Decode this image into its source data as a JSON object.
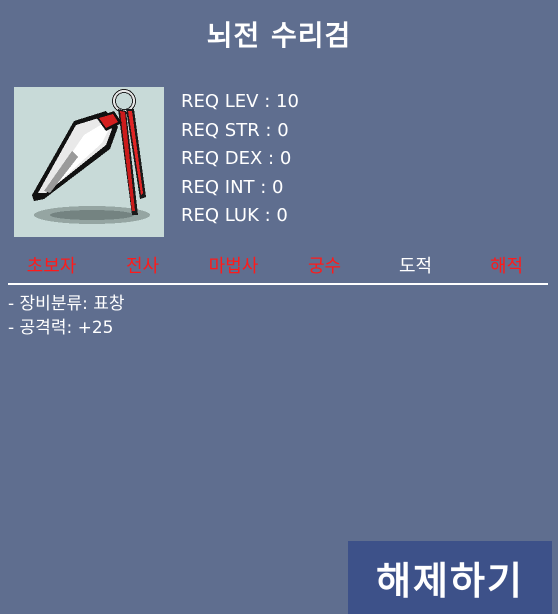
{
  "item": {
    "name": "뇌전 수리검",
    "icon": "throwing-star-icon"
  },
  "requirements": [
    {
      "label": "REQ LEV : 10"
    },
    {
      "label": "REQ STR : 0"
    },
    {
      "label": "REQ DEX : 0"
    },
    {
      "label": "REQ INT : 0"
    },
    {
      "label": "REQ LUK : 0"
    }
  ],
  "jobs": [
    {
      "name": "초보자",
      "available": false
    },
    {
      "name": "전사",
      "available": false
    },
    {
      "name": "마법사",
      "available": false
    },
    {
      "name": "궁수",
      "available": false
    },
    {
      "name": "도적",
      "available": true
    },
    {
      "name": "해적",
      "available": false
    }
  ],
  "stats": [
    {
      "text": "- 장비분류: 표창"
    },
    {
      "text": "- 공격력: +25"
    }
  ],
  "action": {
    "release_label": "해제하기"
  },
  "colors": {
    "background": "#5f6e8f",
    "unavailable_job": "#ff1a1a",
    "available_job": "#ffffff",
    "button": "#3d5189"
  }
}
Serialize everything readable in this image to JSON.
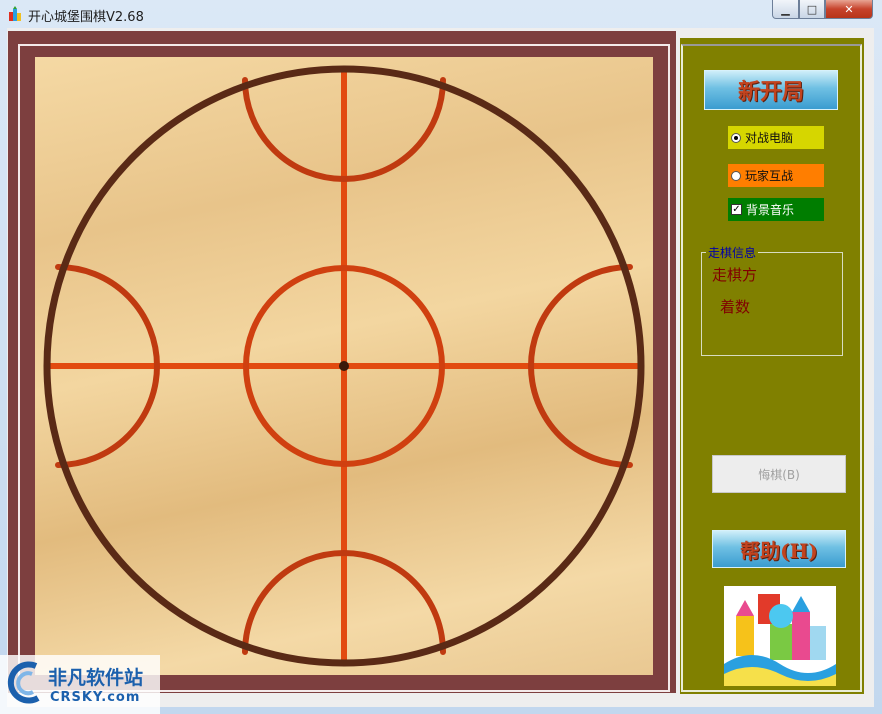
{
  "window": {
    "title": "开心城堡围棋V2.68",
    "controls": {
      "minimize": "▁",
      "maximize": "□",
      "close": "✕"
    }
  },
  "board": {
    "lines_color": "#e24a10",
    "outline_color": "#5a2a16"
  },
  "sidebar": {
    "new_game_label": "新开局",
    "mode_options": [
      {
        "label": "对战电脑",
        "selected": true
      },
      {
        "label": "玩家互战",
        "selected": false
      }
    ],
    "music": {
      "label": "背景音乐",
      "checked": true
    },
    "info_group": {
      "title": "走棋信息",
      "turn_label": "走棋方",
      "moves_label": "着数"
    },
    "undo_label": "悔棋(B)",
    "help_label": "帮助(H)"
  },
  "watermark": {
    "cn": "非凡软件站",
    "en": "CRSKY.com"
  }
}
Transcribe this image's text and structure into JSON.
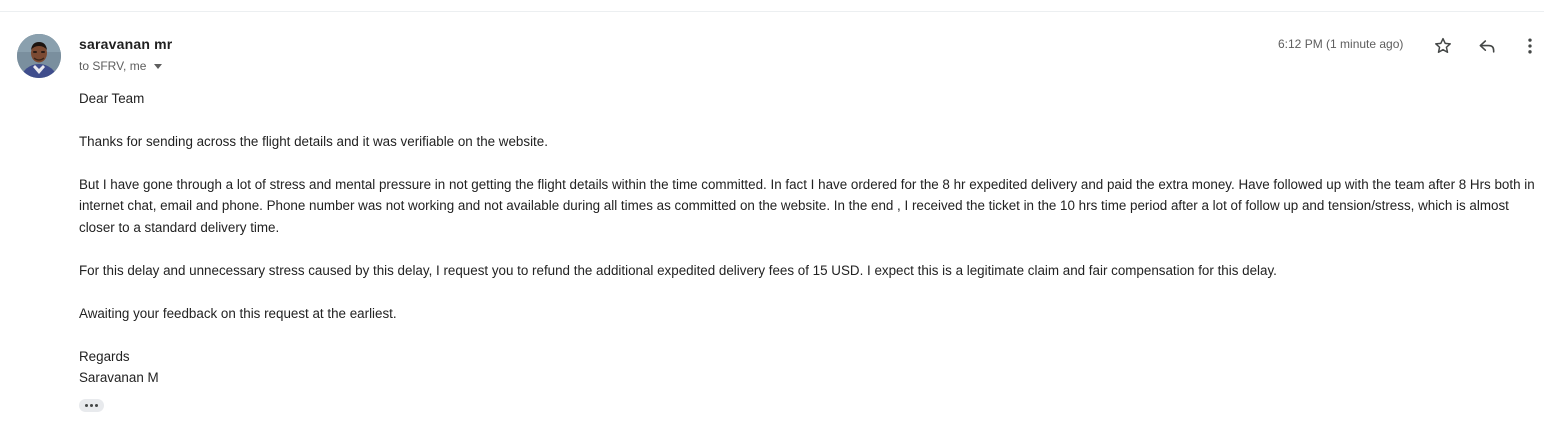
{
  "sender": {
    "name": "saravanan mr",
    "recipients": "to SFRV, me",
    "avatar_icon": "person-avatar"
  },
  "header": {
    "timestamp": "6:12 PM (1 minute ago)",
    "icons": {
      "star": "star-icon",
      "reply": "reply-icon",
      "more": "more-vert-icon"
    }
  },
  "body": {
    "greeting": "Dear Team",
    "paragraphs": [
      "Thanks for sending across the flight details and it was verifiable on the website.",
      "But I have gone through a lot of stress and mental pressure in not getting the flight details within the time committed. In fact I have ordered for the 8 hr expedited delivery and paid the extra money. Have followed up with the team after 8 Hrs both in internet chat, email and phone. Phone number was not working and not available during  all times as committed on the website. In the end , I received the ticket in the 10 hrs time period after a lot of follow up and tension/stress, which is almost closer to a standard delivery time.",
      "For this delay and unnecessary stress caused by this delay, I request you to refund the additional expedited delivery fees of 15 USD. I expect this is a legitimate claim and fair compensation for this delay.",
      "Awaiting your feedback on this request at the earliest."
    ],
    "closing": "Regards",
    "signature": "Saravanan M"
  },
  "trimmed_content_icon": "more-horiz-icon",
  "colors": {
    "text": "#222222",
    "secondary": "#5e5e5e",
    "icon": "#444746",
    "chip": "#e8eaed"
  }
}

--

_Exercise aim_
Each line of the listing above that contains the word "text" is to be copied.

_Finished task_
      "text": "- 장비분류: 표창"
      "text": "- 공격력: +25"
Transcribe this image's text and structure into JSON.
    "text": "#222222",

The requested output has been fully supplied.